During the last night, as we approached Wreck bay, San Cristobal, one of the
islands of the Galapagos, the rain poured down and it hadn't stopped
entirely until after 7am, local time.
We stood-in for Voyageur this morning and undertook the role of net
controller. Most boats have already arrived and the positions were only
available from two of the boats, still on passage. One had engine failure
and another boat had arranged to rendezvous with them.
We crossed the finishing line a minute before 9am and anchored in the bay.
The time here is six hours behind UT (universal time), otherwise known as
GMT (Greenwich mean time).
Unfortunately, while swimming later, it was obvious that the anchor appeared
to be jammed under a rock. In fact, the sea bottom seemed to be covered in
There were quite a number of fish, some most interesting. They were swimming
under the boat and along the path that we swam, even a ray.
We are not permitted to go ashore until immigration has been on board. There
will also be an inspection of the fruit that we carry and if it is suspect,
the whole lot will have to be dumped. Horror!
Had I realized this then I would have already washed the fruit and
vegetables in a chlorine solution. The only reason this hasn't been done is
because washing the fruit reduces its storage life so I usually wait until
we are going to use it.
Last week, one of the boats which was making its way directly to the
Galapagos from the Las Perlas islands, was flying its spinnaker during the
night, broached, switched on the engine and ended up with the spinnaker
around the props. Quite considerable damage was done and they broadcast a
pan-pan, ultimately being towed back to Contadora in the Las Perlas
archipelago. This was the boat which was rafted onto our starboard side when
we transited the Panama canal. Rumour has it that they have to wait a month
for a lift out so had left the rally.
Around 4pm the authorities finally reached our boat to complete the
necessary formalities. It was necessary to escort one of the officials
around the boat and he insisted that he looked into all cupboards and
lockers. Fortunately we didn't have any fruit, vegetables or vacuum packed
dried meat confiscated although the pamphlet given to us depicting
unacceptable items appeared to suggest that perhaps they should have done

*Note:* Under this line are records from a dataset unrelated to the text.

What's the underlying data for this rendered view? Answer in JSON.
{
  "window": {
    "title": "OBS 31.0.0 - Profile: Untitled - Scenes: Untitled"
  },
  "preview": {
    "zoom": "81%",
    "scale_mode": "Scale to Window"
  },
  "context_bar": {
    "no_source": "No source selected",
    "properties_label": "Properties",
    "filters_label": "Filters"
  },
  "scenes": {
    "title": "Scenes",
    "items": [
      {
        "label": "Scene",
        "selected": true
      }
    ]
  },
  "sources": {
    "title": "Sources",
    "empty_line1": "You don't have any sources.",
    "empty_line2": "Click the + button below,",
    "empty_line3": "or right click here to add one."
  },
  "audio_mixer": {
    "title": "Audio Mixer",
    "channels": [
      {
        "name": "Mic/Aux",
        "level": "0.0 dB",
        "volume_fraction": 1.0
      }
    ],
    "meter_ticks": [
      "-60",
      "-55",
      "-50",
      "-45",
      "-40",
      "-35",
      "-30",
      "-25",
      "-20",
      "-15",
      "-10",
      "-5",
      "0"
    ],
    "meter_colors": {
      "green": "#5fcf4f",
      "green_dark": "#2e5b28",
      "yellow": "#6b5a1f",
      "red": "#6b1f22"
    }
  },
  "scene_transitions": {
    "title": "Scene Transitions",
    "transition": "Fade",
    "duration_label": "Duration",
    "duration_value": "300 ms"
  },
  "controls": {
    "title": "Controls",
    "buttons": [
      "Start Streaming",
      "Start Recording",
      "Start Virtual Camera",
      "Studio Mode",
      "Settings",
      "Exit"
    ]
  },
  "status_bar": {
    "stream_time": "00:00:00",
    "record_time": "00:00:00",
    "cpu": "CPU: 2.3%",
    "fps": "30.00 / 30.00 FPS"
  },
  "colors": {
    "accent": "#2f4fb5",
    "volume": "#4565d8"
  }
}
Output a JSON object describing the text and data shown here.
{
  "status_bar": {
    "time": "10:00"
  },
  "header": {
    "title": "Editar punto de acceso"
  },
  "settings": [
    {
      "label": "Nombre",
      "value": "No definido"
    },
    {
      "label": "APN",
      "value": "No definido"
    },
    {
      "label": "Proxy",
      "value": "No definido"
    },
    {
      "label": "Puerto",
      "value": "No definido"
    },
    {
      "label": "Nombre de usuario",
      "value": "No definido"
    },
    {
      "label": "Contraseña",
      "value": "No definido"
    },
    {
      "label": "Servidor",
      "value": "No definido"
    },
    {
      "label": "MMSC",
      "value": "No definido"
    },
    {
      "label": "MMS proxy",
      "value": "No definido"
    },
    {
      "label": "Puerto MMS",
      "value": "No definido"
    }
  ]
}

We went ashore by water taxi at 17.30 and met up with other rally
participants for "happy hour", returning to the boat for a BBQ steak supper
A sea lion boarded the boat and climbed into the aft cockpit but it departed
as soon as Dick clapped his hands. Other boats seem to have been less
fortunate and had sea lions on the bathing platform all day. The fishing
boats were swarming with them. They are very cute but also exceedingly
The rain poured heavily for hours during the night and the sea, which was a
glorious blue yesterday, was brown and undulating in the morning.
Joy, oh joy! My washing machine is working again! I was able to do three
loads and wash all the bed linen and towels. I had expected to have to drain
off the water but the pump was working as though it had never been a
Tuesday night Dreamcatcher and Brown Eyed Girl arrived. Dreamcatcher had
lost the use of her engines several days ago and although she managed to
sail most of the way, needed to be towed by Brown Eyed Girl for the final
fifteen nautical miles. Rally control arranged for them to be met one mile
from their destination and they anchored safely. We were all thrilled that
the two boats had finally arrived safely. There is a great spirit of
camaraderie among the WARC participants.
When rising on Wednesday morning to prepare the boat for departure to
Academy bay, Santa Cruz, it was impossible to ignore the huge, black, bull
sea lion, stretched out on the cushions in the aft cockpit. Three much
smaller, brown, female sea lions adorned the steps on the port side sugar
scoop. From the safety of the galley, I clapped my hands but received a
growl from the male. I tentatively made my way into the cockpit and loosened
a boat hook from the top of the generator locker and made shooing noises.
The male sea lion flopped itself up from the cushions to the starboard deck
and with a little bit of encouragement, crossed to the nearby sugar scoop
and descending the steps, splashed into the water. Two of the females soon
left the boat but it was necessary to clap my hands again before the third
was prepared to depart. All that was needed was to clear up the excreta and
wash off the area where they had been sleeping.
The cockpit smelt rather horrid, probably because the stench of the bull sea
lion has permeated the cushions on which he was reclining. Once we were on
passage, the cockpit cushion covers were washed and we were back to normal,
though perhaps there are remnants of the oil from the sea lion, on at least
one of the cushions.
Despite our concern, the anchor was lifted from between the rocks without
any problems and we were on our way before 8am sailing all the way to
Academy bay, Santa Cruz.
As we approached the island we could see the dark clouds looming and as soon
as the mainsail was lowered, the rain started and the mist, hovering near
the shore, became quite dense. Before long it was raining heavily and this
continued for several hours.
We set the bow anchor and advisedly, with the assistance of the driver of
one of the water taxis, also set a stern anchor.
Next morning around 7am, the sky was grey and a pelican came to sit on the
top of the pulpit rail for around ten minutes before flying off, leaving a
message on the seat.